Dog parent Riina Cooke made the decision to make a bucket list for her terminally ill Boxer, and it helped her with the grieving process tremendously. From a cheeseburger to a pedicure, she filled her dog’s remaining time with fun and happiness.
What makes your dog ecstatic? Is it taking luxurious car rides? Hanging out with some of their favorite friends?
Create a list of what your dog loves to do best, and cross off as many as you can as long as your dog’s health and safety permits.
There’s nothing better than seeing your pup at their happiest, and there’s no better way to remember them than in that state, as well.
Go All Out With The Food
If your dog’s vet agrees that certain people foods are okay for your dog to ingest, give your pup the tastiest, most decadent food possible.
When my childhood dog, a nine-year-old Cocker Spaniel, was suffering from a myriad of ailments, we gave her steamed rice and steak every night for dinner. Some nights, her dinner was fancier than what the humans of the household were eating.
Ask your vet which foods are appropriate, and start making Fido gourmet meals.
Indulge In All Forms Of Pampering
Go buck wild with any and all forms of pampering, especially anything that will relax and soothe your dog.
Have a dog masseuse come to your house. Go to a dog bakery and get them the most outrageous dog cake you can find.
You can even go a little less traditional route and do things like take your dog to a pet communicator or psychic to hear what they’re really feeling. You may not be a believer, but it will probably be a fun experience and a fond memory.
Get Educated On Pain Management
This may not be the most fun part of the list, but it’s crucial. If your dog is suffering, it may not always be apparent that he or she is in pain. Educate yourself on the signs of pain in dogs.
If your dog hits a point of extreme pain or a point where you cannot take care of your pup yourself, it may be time to consider dog hospice care.
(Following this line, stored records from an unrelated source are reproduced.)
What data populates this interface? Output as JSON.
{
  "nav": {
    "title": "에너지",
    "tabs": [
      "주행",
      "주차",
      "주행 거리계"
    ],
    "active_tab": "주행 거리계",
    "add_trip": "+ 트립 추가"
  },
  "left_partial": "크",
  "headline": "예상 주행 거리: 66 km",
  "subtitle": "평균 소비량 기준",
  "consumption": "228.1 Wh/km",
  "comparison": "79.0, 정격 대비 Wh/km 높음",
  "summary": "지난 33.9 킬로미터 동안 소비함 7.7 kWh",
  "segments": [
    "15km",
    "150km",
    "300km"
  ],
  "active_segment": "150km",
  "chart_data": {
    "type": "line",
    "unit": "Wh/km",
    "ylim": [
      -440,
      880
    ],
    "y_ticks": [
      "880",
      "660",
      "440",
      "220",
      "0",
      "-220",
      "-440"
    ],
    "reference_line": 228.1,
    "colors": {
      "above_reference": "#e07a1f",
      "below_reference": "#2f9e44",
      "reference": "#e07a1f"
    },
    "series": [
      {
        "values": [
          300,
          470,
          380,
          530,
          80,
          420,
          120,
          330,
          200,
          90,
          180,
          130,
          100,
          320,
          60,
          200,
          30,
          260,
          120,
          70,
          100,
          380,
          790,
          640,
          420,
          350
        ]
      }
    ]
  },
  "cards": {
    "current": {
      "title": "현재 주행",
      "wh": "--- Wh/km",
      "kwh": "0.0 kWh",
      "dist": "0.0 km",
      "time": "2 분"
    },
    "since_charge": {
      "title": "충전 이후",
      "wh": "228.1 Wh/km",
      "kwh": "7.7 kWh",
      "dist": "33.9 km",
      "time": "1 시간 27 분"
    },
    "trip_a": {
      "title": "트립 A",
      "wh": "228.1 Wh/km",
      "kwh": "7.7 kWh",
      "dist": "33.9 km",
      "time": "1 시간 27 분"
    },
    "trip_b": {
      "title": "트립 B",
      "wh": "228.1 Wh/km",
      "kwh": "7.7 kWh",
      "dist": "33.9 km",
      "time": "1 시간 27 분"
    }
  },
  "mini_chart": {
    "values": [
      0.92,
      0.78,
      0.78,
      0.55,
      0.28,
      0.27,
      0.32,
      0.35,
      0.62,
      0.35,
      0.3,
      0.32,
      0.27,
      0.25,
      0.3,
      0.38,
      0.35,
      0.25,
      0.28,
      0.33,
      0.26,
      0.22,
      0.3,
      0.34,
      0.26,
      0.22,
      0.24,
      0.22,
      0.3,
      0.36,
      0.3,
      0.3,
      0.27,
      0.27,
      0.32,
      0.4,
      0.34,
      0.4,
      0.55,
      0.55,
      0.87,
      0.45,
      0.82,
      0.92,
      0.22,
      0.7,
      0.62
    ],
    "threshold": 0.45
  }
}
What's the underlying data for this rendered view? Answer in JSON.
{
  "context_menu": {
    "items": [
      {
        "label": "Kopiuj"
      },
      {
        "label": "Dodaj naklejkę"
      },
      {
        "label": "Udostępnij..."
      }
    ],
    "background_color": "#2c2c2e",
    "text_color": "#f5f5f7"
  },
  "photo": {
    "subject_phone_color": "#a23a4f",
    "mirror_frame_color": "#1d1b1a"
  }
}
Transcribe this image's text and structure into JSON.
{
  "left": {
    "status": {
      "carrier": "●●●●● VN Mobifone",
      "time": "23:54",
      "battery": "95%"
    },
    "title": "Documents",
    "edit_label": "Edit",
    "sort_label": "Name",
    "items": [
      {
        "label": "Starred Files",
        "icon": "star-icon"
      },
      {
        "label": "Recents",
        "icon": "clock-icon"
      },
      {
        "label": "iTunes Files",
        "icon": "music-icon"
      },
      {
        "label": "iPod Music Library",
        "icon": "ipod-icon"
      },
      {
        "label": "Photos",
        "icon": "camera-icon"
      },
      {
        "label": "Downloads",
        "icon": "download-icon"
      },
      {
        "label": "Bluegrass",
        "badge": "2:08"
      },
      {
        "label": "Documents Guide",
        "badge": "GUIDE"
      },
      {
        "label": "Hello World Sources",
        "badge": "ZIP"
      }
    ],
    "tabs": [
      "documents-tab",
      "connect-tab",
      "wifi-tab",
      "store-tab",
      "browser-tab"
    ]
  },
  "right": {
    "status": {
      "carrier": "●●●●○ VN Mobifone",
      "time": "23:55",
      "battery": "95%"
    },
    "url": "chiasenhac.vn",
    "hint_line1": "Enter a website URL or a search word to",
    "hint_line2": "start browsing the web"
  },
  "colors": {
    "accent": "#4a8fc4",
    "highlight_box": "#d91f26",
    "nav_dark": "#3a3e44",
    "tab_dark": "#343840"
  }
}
Much like human hospice care, dog hospice care is from the comfort of your own home.
You can work with your vet on things like administering medications and deciding if and when it’s the right time for euthanasia.
Allow Your Friends And Family To Help You
In order for you to be in the right state of mind for when your dog is nearing the end of their life, you should have a solid support group. Talk to friends who know your dog well, family, and a veterinarian you can trust.
Many animal hospitals also offer support groups. By having this ring of support for yourself, you will be able to effectively and lovingly support your pooch through this painful time.
Letting go of a dog is never easy, but you can make it as positive of an experience as possible for both you and your dog.
If you’ve gone through the grieving process of a dog passing away, what did you do to make your dog’s last days their best? Do any fond memories bring you comfort? Let us know in the comments below!